Real-world results echoed our synthetic benchmarks. On "World of Warcraft" with the display set to 1366 x 768, and the effects on the recommended settings, the Transformer Book averaged 29 frames per second -- just below the playable threshold of 30 fps. Increasing the resolution to its native 1920 x 1080 saw the TX300's average drop to 26 fps. Boosting the effects to max brought the framerates down to 10 fps.
In Laptop Mode, the Transformer Book TX300 ran for 7 hours and 49 minutes on our LAPTOP Battery Test (continuous Web surfing over Wi-Fi with the display set to 40 percent brightness) before calling it quits. That's much higher than the Dell XPS 12's time of 5:46, as well as the category average of 5:56. Lenovo's IdeaPad Yoga ran for a longer 6:18.
In Tablet Mode, the Transformer Book lasted 6:01. That's about an hour short of the tablet category average of 7:05, and about half an hour less than the Samsung ATIV Smart PC 700t's time of 6:38.
The Transformer Book's endurance advantage comes from the fact that it's actually using two batteries at the same time. The first, a 2-cell polymer battery located in the tablet offers 5,000mAh of power, while a second 2-cell polymer battery offering 3,120 mAh of juice resides in the dock.
ASUS has also included several software utilities that help bolster the battery life. The Power4Gear Hybrid utility is active when you are actively using the Transformer Book and features both Performance and Power-Saver Modes, which prioritize performance and battery life, respectively.
The Instant On utility, which also includes a performance and Battery-Saving Mode, is active when the Transformer Book is in Standby Mode. In the performance setting, Instant On will wake the ASUS from sleep in two seconds and provide you with 10 days of standby time. In Battery-Saving Mode, you get 14 days of standby time.

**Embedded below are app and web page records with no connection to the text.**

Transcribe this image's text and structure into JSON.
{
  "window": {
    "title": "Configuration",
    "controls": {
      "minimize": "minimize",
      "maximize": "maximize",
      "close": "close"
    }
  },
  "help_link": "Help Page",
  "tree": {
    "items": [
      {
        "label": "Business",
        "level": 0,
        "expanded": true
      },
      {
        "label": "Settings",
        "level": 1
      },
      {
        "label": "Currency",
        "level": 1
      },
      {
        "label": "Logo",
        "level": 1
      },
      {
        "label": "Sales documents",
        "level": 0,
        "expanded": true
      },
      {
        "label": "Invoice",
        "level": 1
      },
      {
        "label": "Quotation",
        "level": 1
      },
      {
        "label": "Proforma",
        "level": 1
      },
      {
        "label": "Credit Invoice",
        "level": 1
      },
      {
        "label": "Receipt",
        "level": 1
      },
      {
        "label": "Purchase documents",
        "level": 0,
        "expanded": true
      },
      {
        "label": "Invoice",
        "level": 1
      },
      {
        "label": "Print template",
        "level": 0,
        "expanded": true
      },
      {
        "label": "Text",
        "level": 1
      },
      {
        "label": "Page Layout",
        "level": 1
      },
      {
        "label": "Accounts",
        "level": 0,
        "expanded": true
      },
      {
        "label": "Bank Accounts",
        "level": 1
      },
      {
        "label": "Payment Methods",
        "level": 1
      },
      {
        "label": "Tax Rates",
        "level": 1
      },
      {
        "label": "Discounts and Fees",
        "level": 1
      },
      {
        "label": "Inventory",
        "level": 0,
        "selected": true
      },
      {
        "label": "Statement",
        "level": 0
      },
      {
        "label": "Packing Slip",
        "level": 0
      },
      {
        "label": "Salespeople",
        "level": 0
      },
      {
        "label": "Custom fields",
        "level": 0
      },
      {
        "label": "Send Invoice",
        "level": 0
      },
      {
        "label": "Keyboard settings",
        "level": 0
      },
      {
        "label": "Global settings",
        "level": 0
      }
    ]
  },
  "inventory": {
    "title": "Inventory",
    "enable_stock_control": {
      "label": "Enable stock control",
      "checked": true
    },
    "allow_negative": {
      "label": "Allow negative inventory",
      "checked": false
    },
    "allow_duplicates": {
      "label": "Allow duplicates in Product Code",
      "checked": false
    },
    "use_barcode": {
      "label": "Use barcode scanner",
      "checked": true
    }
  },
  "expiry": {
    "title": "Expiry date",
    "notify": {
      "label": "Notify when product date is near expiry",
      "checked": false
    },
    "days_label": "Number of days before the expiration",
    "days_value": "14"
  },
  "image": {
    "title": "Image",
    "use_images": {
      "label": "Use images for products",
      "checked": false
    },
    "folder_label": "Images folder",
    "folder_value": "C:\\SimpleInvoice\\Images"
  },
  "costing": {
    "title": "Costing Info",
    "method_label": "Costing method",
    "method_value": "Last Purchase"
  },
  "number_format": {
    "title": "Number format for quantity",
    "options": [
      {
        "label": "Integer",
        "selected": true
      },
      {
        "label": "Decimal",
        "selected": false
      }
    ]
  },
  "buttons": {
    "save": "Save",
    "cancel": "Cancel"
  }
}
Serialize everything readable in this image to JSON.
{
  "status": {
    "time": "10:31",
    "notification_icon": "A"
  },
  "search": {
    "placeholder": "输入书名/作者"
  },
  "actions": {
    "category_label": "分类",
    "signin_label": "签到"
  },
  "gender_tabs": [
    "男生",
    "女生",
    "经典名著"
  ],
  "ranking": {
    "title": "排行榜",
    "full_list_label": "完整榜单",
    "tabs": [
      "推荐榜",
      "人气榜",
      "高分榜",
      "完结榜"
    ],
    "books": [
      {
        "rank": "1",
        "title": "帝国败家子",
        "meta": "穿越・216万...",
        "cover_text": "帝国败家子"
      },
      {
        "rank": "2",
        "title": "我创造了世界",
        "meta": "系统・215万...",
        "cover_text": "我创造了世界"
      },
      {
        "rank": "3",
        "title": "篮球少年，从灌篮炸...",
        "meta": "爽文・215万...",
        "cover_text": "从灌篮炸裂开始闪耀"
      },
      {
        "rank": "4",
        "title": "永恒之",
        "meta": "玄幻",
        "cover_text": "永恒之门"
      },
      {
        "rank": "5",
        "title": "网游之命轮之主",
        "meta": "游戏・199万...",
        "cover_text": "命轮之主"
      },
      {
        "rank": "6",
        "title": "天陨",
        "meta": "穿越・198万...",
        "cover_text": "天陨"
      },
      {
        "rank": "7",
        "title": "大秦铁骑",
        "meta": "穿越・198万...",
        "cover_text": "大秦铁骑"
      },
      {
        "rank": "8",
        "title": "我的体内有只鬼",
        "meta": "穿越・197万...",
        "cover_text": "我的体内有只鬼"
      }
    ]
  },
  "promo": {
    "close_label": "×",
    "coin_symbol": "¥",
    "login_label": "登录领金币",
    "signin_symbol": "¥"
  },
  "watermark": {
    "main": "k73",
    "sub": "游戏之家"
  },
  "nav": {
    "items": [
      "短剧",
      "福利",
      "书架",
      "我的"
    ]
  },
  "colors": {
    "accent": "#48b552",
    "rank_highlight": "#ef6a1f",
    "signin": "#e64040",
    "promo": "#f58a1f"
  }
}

Finally, ASUS has included its Battery Up Mode, which, when switched on, will run down the tablet's battery, and then charge it using the dock's battery pack.
Software and warranty
We deeply appreciate that ASUS went relatively light on preloaded software with the Transformer Book. Most of the software included are either the standard Windows 8 apps or ASUS utilities including Power4Gear Hybrid and ASUS Instant On. Other ASUS apps include ASUS Instant Connect, ASUS Instant On and ASUS Tutor. ASUS also throws in 5GB of free online storage via its ASUS WebStorage app.
ASUS' warranty includes one year of parts and labor, one year of accidental damage coverage, a 30-day zero bright dot guarantee, two-way free shipping and 24/7 tech support.
The Transformer Book is available in the United States in one configuration. Our review unit features a 1.7-GHz dual-core Intel Core i7 processor, 4GB of RAM, and a 128GB SSD in the tablet and 500GB HDD in the dock for $1,499. A second unit with an Intel Core i5 processor and smaller 320GB HD is also available for Asian Pacific and European regions.
ASUS' Transformer Book TX300 is a powerful tablet and solid notebook in one. Its display is gorgeous, its industrial design is sexy and its keyboard is comfy. Throw in the Transformer Book's all-day battery life, and you're looking at one of the best Windows 8 laptop-tablet hybrids around. That said, the Transformer Book is on the heavy side for a 13-inch notebook and it does get toasty at times. Those looking for something more portable should consider the Samsung ATIV Smart PC Pro 700t, which has a smaller 11.6-inch display, but comes with a stylus and lasts 6.5 hours on a charge.
Our issues with the Transformer Book are minor compared with the overall package. If you're in the market for a new Windows 8 notebook or tablet, The Transformer Book TX300 should certainly be on your list.